The UK’s Office for National Statistics released its monthly report on Public Sector Finances last week. The May report highlighted £14 billion of borrowing in May, £3.7 billion more than earlier forecast by the Office for Budget Responsibility.
Buried in the small print of the report was a £5 billion rise in the costs of servicing interest on index-linked Gilts (“linkers”) – which comprise 24 per cent of UK government debt. The cost of servicing linker debt has risen in line with the dramatic increase in the Retail Price Index. Inflation bites.

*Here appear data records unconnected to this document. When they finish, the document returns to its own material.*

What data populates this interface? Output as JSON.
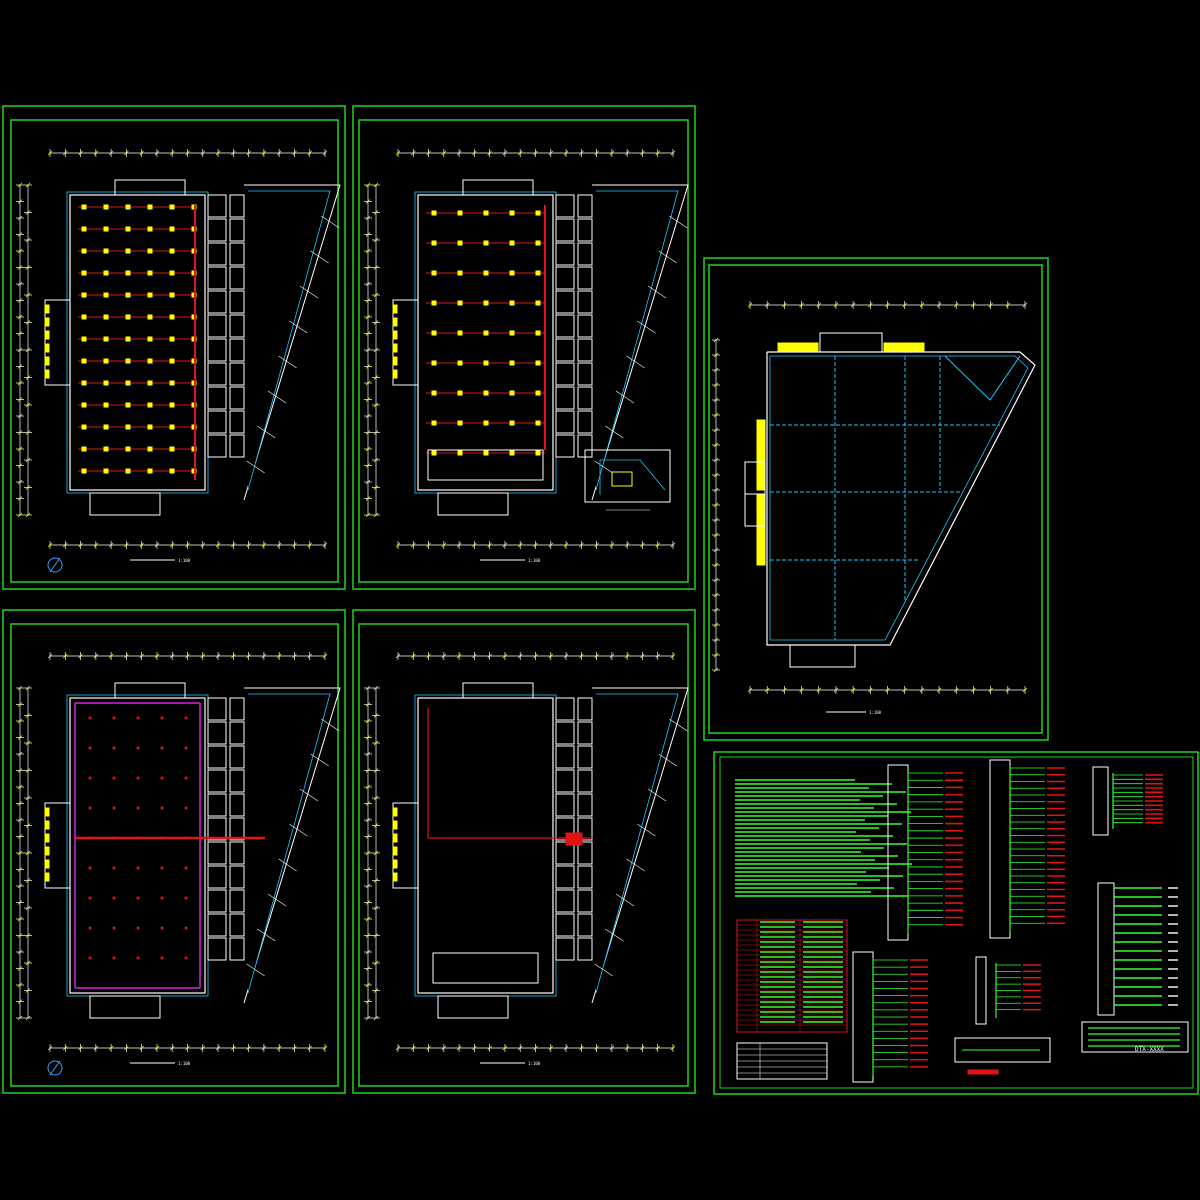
{
  "app": {
    "background": "#000000"
  },
  "colors": {
    "frame": "#1fd41f",
    "wall": "#ffffff",
    "circuit": "#e01414",
    "conduit": "#19c8ff",
    "accent": "#ffff00",
    "magenta": "#e020e0",
    "grid_blue": "#3aa0ff",
    "note_green": "#33ff33"
  },
  "sheets": {
    "floor1_lighting": {
      "scale_note": "1:100"
    },
    "floor2_lighting": {
      "scale_note": "1:100"
    },
    "roof_plan": {
      "scale_note": "1:100"
    },
    "floor1_power": {
      "scale_note": "1:100"
    },
    "floor2_power": {
      "scale_note": "1:100"
    }
  },
  "system_sheet": {
    "legend_code": "DTX-XXXX"
  },
  "icons": {
    "north_arrow": "north-arrow-icon",
    "distribution_box": "distribution-box-icon",
    "light_fixture": "light-fixture-icon"
  }
}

May’s interest cost increase made it the most costly month in terms of interest servicing in nearly 30 years. As there is nothing suggesting inflation will suddenly moderate, it strongly suggests rising inflation will impose a long-term and increasing drag on UK government finances.
Naturally, people are concerned. They should be. Inflation crushes savers. The only good news is inflation diminishes liabilities. It means if the government borrows £100 today at 5 per cent inflation, the £100 it pays back in 10-years time will have declined to £61.39 at today’s values. Good news for the borrower, bad for the investor – who are mostly UK pension savers!
Conventional economic wisdom says the only way to fight inflation is to stem demand by raising interest rates. But that won’t immediately calm inflation – which is forecast to hit 11 per cent in Q3 2022. Nor will it address the triggers of inflation – pandemic supply chain dislocation and the energy shock of the Ukraine war.
The good news is the bulk of the UK’s £2.3 trillion debt borrowings (around 96.5 per cent of GDP) is funded by the issue of fixed rate gilts, most of which have been issued with low long-term rates. That rate won’t rise till the debt has to be refinanced. Their average maturity is around 14 years – meaning the UK will be paying minimal interest rates on the bulk of its debt for many years. On a relative basis, the UK’s debt position isn’t that bad.
The UK Treasury, which issues Gilts through the Debt Management Office, will have to pay more to issue around £150 billion of new debt through 2022, raising the amount of money government will need to service that debt. The yield on the ten-year Gilt has risen from 1.5 per cent in March this year to touch 2.6 per cent last week – and yields will probably go higher still! Effectively the UK can expect to pay one third more in interest payments on new conventional debt.
All around the world we are seeing similar events. Nations are struggling with inflation, rising interest rates, higher debt service costs on borrowing, rising bond yields, currency weakness, and how to address multiple vectors of financial instability as they try to hold their financial sovereignty together.
Currency is a key part of the equation. Since January, sterling has crashed over 10 per cent against the dollar. Why? It’s part of the Virtuous Sovereign Trinity, a simple way to explain how Confidence in a country, the value of its Currency and the Stability of its bond market are closely linked. When they are strong, they can be very strong. But, if any one of the Trinity’s legs were to fracture, then the whole edifice could come tumbling down.
The UK is a good example of what might go wrong. If confidence wobbles in the government’s ability to handle the multiple economic crises now upon us, the UK’s currency and bond markets could come under massive pressure. Investors would want a higher interest rate to account for the increasing risk of the UK, while the currency could tumble as investors sell gilts to buy less vulnerable more stable nations.
When a nation’s currency collapses, the cost of paying back debt denominated in another currency rockets. The classic crisis is countries borrowing in dollars thinking it will be easy to repay by simply exchanging their own currency. They break when the dollar moves against them.
At least the UK is financially sovereign. We control our own currency. Sterling may weaken, but we can always print more to repay debt…. Except that would certainly cause a global run on sterling as confidence in the UK would tumble. If the currency leg were to fracture, interest rates would have to rise, wobbling confidence further.
Clearly the UK has some current confidence “issues” regarding the incumbent political leadership. Such fears magnify internationally held concerns about issues like Brexit, the stability of our government, energy and food security. These are all perceived as reasons for sterling weakness, and are another reason bond yields are rising.
While the UK’s debt quantum should be manageable – Italy is somewhat different. As part of the Euro, Italy is no longer financially sovereign. It has rules on Debt/GDP to observe (and ignore). But effectively Italy borrows in a collective currency it has no real control over. It has to plead with the ECB for the right to borrow money, and relies on the ECB to announce special measures to make sure its debt costs don’t turn astronomical. Without the ECB, Italy would be heading straight for a debt crisis. So things could be far worse.
The bottom line is rising interest rates and higher inflation will all contribute to the weakness now apparent in many countries. If it weren’t for the additional problems of political instability and rising concerns about the UK to address Brexit, then the UK would look stronger than most in terms of the Virtuous Sovereign Trinity.